> [How to complete this task]
Every record that follows should be printed verbatim.

> [Entries supplied]
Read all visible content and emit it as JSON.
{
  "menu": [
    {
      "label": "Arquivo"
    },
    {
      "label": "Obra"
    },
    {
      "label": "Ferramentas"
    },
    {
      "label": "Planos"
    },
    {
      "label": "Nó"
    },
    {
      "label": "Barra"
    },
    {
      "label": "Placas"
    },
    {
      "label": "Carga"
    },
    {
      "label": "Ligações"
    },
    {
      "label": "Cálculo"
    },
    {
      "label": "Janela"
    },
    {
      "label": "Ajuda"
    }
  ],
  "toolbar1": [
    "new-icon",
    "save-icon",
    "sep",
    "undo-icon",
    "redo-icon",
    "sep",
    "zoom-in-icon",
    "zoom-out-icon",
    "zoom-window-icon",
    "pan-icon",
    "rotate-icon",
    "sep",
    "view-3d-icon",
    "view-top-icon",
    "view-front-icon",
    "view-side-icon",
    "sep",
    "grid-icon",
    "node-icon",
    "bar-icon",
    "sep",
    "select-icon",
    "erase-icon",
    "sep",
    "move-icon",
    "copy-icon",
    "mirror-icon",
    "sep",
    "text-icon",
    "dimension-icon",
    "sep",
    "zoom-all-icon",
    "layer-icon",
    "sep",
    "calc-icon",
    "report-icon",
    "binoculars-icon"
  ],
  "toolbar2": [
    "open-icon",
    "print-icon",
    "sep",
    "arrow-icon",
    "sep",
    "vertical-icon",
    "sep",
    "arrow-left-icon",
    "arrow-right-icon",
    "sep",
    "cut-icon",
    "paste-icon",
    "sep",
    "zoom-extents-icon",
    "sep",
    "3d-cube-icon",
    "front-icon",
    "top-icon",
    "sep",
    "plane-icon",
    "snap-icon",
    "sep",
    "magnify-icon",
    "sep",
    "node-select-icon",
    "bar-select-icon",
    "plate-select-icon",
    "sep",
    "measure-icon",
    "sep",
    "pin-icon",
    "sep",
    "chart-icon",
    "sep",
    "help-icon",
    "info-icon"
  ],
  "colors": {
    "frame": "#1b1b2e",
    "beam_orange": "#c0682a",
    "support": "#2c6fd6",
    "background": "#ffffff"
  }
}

> [Answer to the problem]
Read all visible content and emit it as JSON.
{
  "menu": [
    {
      "label": "Arquivo"
    },
    {
      "label": "Obra"
    },
    {
      "label": "Ferramentas"
    },
    {
      "label": "Planos"
    },
    {
      "label": "Nó"
    },
    {
      "label": "Barra"
    },
    {
      "label": "Placas"
    },
    {
      "label": "Carga"
    },
    {
      "label": "Ligações"
    },
    {
      "label": "Cálculo"
    },
    {
      "label": "Janela"
    },
    {
      "label": "Ajuda"
    }
  ],
  "toolbar1": [
    "new-icon",
    "save-icon",
    "sep",
    "undo-icon",
    "redo-icon",
    "sep",
    "zoom-in-icon",
    "zoom-out-icon",
    "zoom-window-icon",
    "pan-icon",
    "rotate-icon",
    "sep",
    "view-3d-icon",
    "view-top-icon",
    "view-front-icon",
    "view-side-icon",
    "sep",
    "grid-icon",
    "node-icon",
    "bar-icon",
    "sep",
    "select-icon",
    "erase-icon",
    "sep",
    "move-icon",
    "copy-icon",
    "mirror-icon",
    "sep",
    "text-icon",
    "dimension-icon",
    "sep",
    "zoom-all-icon",
    "layer-icon",
    "sep",
    "calc-icon",
    "report-icon",
    "binoculars-icon"
  ],
  "toolbar2": [
    "open-icon",
    "print-icon",
    "sep",
    "arrow-icon",
    "sep",
    "vertical-icon",
    "sep",
    "arrow-left-icon",
    "arrow-right-icon",
    "sep",
    "cut-icon",
    "paste-icon",
    "sep",
    "zoom-extents-icon",
    "sep",
    "3d-cube-icon",
    "front-icon",
    "top-icon",
    "sep",
    "plane-icon",
    "snap-icon",
    "sep",
    "magnify-icon",
    "sep",
    "node-select-icon",
    "bar-select-icon",
    "plate-select-icon",
    "sep",
    "measure-icon",
    "sep",
    "pin-icon",
    "sep",
    "chart-icon",
    "sep",
    "help-icon",
    "info-icon"
  ],
  "colors": {
    "frame": "#1b1b2e",
    "beam_orange": "#c0682a",
    "support": "#2c6fd6",
    "background": "#ffffff"
  }
}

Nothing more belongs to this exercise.